About DHCP client classes
A DHCP client class is a mechanism widely used for differentiating and classifying devices on your network based on specific configuration criteria. This classification allows you to assign DHCP addresses or options based on specific device characteristics or some network identifier.
Grouping devices using client classes makes it easier to apply configuration settings in bulk—such as applying common DHCP options or restricting access to subnets to adhere to network and security policies. For example, a client class can be configured such that the devices within that class are assigned IP addresses in subnets that are restricted from the public internet due to a security policy applied to the subnet/network on the router or firewall.
Users configure client classes using a string/expression that specifies certain device characteristics—such as the MAC address, vendor options, or network identifier—used to match the device to a scope or scope group before assigning an IP address. This simplifies device management and control across the network while enabling better auditing and reporting processes for IT/Network teams.
One use case for client classes in enterprise networks is grouping devices based on the network topology. This is done by creating a client class that reflects a network identifier called a relay agent (giAddr). The relay agent is a router/switch configuration that forwards the DHCP packets for the clients from a particular region (or building, floor, campus, etc.) to the DHCP server. Based on that relay agent address, the DHCP server assigns an IP address from the appropriate subnet with the corresponding client class specified. For example, if you have a subnet 172.16.1.0 with a client class applied whose relay agent address is 172.16.1.1, then client DHCP packets coming from the relay agent (giAddr) address 172.16.1.1 are assigned an address from the 172.16.1.0.

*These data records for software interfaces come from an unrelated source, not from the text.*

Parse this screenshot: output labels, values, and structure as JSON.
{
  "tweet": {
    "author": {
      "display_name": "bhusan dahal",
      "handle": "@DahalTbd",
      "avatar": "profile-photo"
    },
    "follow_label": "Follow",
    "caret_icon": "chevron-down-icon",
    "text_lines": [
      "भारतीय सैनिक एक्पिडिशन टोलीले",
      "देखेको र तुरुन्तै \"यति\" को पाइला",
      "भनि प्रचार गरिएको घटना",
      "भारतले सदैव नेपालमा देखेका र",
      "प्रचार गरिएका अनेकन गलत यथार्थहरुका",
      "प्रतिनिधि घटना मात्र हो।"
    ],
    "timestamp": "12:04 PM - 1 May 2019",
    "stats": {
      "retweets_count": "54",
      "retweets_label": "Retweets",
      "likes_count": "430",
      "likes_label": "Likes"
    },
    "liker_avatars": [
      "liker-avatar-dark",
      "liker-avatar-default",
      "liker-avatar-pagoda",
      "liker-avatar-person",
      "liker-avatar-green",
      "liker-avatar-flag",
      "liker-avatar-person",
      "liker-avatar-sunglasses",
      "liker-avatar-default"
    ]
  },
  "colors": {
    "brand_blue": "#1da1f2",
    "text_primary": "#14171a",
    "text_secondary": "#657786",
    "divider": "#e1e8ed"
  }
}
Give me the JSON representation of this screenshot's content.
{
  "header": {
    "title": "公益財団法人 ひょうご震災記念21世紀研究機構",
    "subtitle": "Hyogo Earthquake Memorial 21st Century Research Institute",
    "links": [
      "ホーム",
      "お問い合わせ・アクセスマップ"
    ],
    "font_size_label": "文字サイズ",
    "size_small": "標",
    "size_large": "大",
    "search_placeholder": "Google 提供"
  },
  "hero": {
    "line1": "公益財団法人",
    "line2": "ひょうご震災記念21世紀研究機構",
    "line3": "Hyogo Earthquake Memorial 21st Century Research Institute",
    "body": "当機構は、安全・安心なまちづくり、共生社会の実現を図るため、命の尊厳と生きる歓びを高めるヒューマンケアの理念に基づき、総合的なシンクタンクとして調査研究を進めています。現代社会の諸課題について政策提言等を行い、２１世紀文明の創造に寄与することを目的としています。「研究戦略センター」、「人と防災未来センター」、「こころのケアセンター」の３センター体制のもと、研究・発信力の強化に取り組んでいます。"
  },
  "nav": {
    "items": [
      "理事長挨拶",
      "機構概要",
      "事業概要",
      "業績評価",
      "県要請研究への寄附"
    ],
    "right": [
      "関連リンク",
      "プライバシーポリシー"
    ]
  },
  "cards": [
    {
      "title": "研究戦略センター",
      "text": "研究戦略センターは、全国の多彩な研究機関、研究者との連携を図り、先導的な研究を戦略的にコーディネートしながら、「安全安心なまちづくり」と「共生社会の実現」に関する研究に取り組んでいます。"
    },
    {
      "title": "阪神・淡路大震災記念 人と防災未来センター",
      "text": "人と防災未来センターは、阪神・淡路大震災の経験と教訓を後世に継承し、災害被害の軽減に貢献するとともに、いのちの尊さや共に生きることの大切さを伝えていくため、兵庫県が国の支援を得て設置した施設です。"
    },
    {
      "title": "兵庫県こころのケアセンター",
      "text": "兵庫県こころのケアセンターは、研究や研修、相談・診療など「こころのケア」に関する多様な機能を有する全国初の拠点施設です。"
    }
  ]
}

Other common use cases include grouping clients on your network that have different routing and security policies (e.g. a cable modem in the service provider network vs. the clients behind that modem), grouping types of clients that have different behavior (e.g. smartphone vs. laptop).

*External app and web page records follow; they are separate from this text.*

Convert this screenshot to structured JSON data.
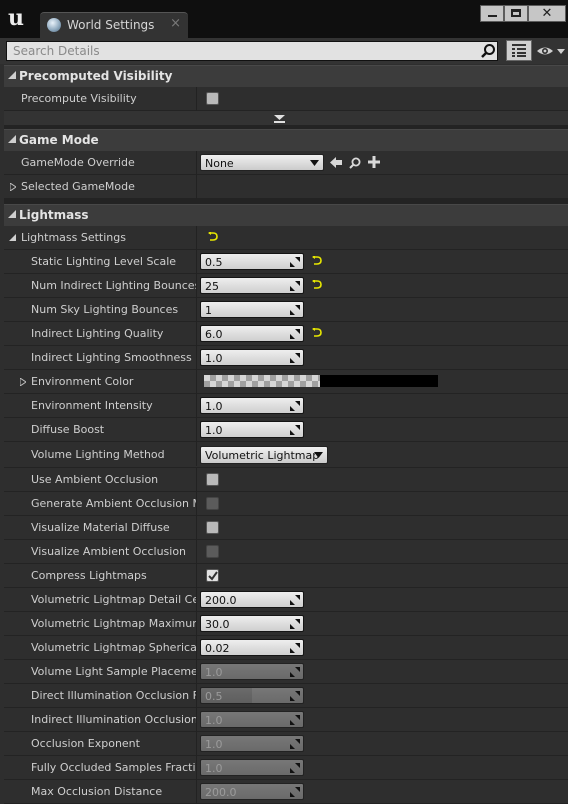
{
  "window": {
    "tab_title": "World Settings",
    "tab_close": "×"
  },
  "search": {
    "placeholder": "Search Details"
  },
  "precomputed_visibility": {
    "header": "Precomputed Visibility",
    "precompute_visibility_label": "Precompute Visibility",
    "precompute_visibility_checked": false
  },
  "game_mode": {
    "header": "Game Mode",
    "override_label": "GameMode Override",
    "override_value": "None",
    "selected_label": "Selected GameMode"
  },
  "lightmass": {
    "header": "Lightmass",
    "settings_label": "Lightmass Settings",
    "props": {
      "static_lighting_level_scale": {
        "label": "Static Lighting Level Scale",
        "value": "0.5"
      },
      "num_indirect_bounces": {
        "label": "Num Indirect Lighting Bounces",
        "value": "25"
      },
      "num_sky_bounces": {
        "label": "Num Sky Lighting Bounces",
        "value": "1"
      },
      "indirect_quality": {
        "label": "Indirect Lighting Quality",
        "value": "6.0"
      },
      "indirect_smoothness": {
        "label": "Indirect Lighting Smoothness",
        "value": "1.0"
      },
      "environment_color": {
        "label": "Environment Color"
      },
      "environment_intensity": {
        "label": "Environment Intensity",
        "value": "1.0"
      },
      "diffuse_boost": {
        "label": "Diffuse Boost",
        "value": "1.0"
      },
      "volume_lighting_method": {
        "label": "Volume Lighting Method",
        "value": "Volumetric Lightmap"
      },
      "use_ambient_occlusion": {
        "label": "Use Ambient Occlusion",
        "checked": false
      },
      "generate_ao_material_mask": {
        "label": "Generate Ambient Occlusion Mat",
        "checked": false
      },
      "visualize_material_diffuse": {
        "label": "Visualize Material Diffuse",
        "checked": false
      },
      "visualize_ambient_occlusion": {
        "label": "Visualize Ambient Occlusion",
        "checked": false
      },
      "compress_lightmaps": {
        "label": "Compress Lightmaps",
        "checked": true
      },
      "vlm_detail_cell_size": {
        "label": "Volumetric Lightmap Detail Cell S",
        "value": "200.0"
      },
      "vlm_maximum_brick": {
        "label": "Volumetric Lightmap Maximum B",
        "value": "30.0"
      },
      "vlm_spherical_harmonic": {
        "label": "Volumetric Lightmap Spherical H",
        "value": "0.02"
      },
      "volume_light_sample_placement": {
        "label": "Volume Light Sample Placement",
        "value": "1.0"
      },
      "direct_illum_occlusion_fraction": {
        "label": "Direct Illumination Occlusion Fra",
        "value": "0.5"
      },
      "indirect_illum_occlusion_fraction": {
        "label": "Indirect Illumination Occlusion Fr",
        "value": "1.0"
      },
      "occlusion_exponent": {
        "label": "Occlusion Exponent",
        "value": "1.0"
      },
      "fully_occluded_samples_fraction": {
        "label": "Fully Occluded Samples Fraction",
        "value": "1.0"
      },
      "max_occlusion_distance": {
        "label": "Max Occlusion Distance",
        "value": "200.0"
      }
    }
  },
  "colors": {
    "reset_arrow": "#e8e800",
    "panel_bg": "#2e2e2e",
    "category_bg": "#3c3c3c"
  },
  "icons": [
    "unreal-logo-icon",
    "globe-icon",
    "search-icon",
    "grid-view-icon",
    "eye-icon",
    "browse-arrow-icon",
    "find-icon",
    "add-icon",
    "reset-to-default-icon",
    "spin-arrow-icon",
    "triangle-expand-icon",
    "triangle-collapsed-icon",
    "dropdown-arrow-icon",
    "checkmark-icon"
  ]
}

For example, in a service provider network, client classes can be used to provide DHCP options to the cable modem. The client class can be configured to check for “option 60.” If the string “docsis” matches, the response from the DHCP server includes DHCP options—such as TFTP, SiAddr, and the name of the configuration file—required for the cable modem to initialize properly. You can also assign the DHCP client/device to a specific subnet based on the relay agent client class.
Devices can be associated with a client class in a few different ways using:
- a vendor class option or another built-in condition,
- an expression that evaluates to “true” (e.g. matching the vendor portion of the MAC address),
- a network identifier, such as a relay agent or circuit ID,
- static host reservations, shared network, a subnet, or
- a hook.
In the NS1 Enterprise DDI platform, only client classes for DHCPv4 are supported and users can configure client classes to send a specific option or to provide access to a specific subnet. At this stage, NS1 assumes users can design their own expression. For reference, go to https://kea.readthedocs.io/en/kea-1.8.0/arm/classify.html.
Follow the instructions below to create and configure a DHCP client class, and then apply it to a scope group.
Step 1: Create a DHCP client class
- Log into the NS1 DDI portal, and then navigate to DHCP > Client Class.
- Click the + icon to create a new client class.
- Enter a name for the client class. Note that you cannot change the name once the class is created.
- Under "Add Test," enter an expression that specifies the test conditions in order for a client to be considered a member of this client class. For more information on creating expressions for DHCP class matching, refer to the related Kea documentation.
In the example above, the vendor identifier is provided by DHCP option 60. The example test checks if the first four characters of the vendor identifier match "MSFT."
- Optionally, under "Settings," complete the following form fields:
- Next Server: IP address of the TFTP server where the configuration is stored.
- Boot File Name: Filename where the configuration is stored.
- Server Host Name: Hostname of the TFTP server where the configuration is stored.
- Click Submit. The client class is added to the list. Note that when you select the client class, the test details appear on the right.
Step 2: Add DHCP options to a client class
- From the list of client classes, locate the client class you just created and click the menu icon to the right and select Add DHCP Options from the list.
- In the "Add DHCP Options" screen, use the search bar to start typing the name of the DHCP option you want to add to this client class. You have the option to filter by the type of option space if needed.
- Once the option appears, select it from the list. Depending on the selected option, additional sub-options may appear. Edit these as desired.
- Click Submit to save changes, and then click X to exit the dialog box.
Step 3: Apply the client class to a scope group
- Navigate to DHCP > Management to view a list of existing scope groups.
- Click the menu icon next to the desired scope group and click Apply Client Class.
- In the "Apply Client Class" screen, use the drop-down menu to select one or more client classes from the list.
- Click Submit. Now, the scope group will match clients to the selected client classes.